All board actions are governed by SEJ's bylaws (see Bylaws of the Society of Environmental Journalists Inc.). The bylaws are roughly analogous to a constitution and can only be amended by a 2/3 vote of both the board and the membership.
Under the bylaws, the board is also empowered to establish policies governing such matters as finances, elections and membership qualifications. These may be established or changed by a simple majority vote of the board, and are roughly analogous to laws, which are binding upon anyone acting within or on behalf of SEJ — board members, staff, and SEJ members. (See SEJ financial policies, SEJ election policies, and SEJ membership policies.)
The board may also establish guidelines, which provide advice to all within the organization on matters that are either of less importance or may require more case-by-case judgment (e.g. see SEJ partnership guidelines).
In a few words: collaborative, delicate, crucial. In general, it's the board's responsibility to set realistic priorities and agendas for the organization in consultation with the Executive Director and other staff members, and it's the staff's responsibility to implement the board's priorities. In practice, of course, there's a great deal of overlap between the activities of board and staff members — SEJ's is a volunteer-driven organization, with a very active board that's deeply engaged in the organization's operations. If the board only sent directives down for the staff to execute, SEJ would grind to a halt. This is why it's crucial for the board and staff to have a strong, collaborative relationship, but also to be clear when it comes to each program and initiative who is responsible for what. The process for sorting this all out is dynamic and delicate, but in general, lines of responsibility and authority are established through a consultative process involving the President or committee chair and the Executive Director. One important principle to remember is that while the Executive Director works for the board, the rest of the staff works for the Executive Director, and that — again, in general — all requests for staff time and resources should be channeled through the ED.
More than you can imagine. Truly, serving on the SEJ board can be a tremendously enjoyable and rewarding experience. It's a lot of work, but that effort is rewarded by the great camaraderie among board members, staff and SEJ members and volunteers, and by the great impact that SEJ makes on the work of its members and through them on the public's understanding of environmental issues.

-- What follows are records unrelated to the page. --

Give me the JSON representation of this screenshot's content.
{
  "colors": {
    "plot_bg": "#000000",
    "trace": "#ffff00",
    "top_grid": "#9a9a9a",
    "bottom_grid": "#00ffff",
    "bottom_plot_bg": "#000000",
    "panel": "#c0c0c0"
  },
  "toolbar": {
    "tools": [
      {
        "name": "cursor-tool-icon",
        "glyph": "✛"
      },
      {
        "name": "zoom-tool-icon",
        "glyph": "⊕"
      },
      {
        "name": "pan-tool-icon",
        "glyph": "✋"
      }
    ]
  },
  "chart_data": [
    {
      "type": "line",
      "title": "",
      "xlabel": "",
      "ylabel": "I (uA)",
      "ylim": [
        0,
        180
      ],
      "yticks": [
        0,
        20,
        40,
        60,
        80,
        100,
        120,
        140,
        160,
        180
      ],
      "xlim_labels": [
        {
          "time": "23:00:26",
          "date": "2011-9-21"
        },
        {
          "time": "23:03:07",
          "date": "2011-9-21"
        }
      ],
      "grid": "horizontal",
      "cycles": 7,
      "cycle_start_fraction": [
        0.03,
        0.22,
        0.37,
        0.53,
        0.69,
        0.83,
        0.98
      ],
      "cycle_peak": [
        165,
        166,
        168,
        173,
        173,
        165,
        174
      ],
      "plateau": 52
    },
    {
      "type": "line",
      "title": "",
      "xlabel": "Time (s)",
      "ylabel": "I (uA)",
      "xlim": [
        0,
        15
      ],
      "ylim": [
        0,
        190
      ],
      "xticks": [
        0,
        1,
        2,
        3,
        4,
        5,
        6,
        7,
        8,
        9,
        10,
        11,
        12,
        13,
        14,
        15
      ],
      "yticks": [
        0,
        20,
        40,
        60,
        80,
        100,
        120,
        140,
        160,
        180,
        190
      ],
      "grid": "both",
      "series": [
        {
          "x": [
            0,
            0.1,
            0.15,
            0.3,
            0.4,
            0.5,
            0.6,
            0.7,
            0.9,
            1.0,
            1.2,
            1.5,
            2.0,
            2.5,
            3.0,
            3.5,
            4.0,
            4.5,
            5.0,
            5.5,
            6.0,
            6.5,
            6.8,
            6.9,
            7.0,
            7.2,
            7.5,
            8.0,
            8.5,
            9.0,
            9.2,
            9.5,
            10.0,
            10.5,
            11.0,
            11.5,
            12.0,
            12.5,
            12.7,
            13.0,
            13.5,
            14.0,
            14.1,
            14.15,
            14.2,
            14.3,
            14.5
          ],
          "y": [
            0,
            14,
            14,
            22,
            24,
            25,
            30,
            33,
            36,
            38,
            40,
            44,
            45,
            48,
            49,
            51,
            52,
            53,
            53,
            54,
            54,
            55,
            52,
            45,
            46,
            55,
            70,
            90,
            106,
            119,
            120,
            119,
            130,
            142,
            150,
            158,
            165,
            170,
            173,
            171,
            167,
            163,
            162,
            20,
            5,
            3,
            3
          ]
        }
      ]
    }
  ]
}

SEJ Board Service FAQs written by board member Peter Thomson, December 2006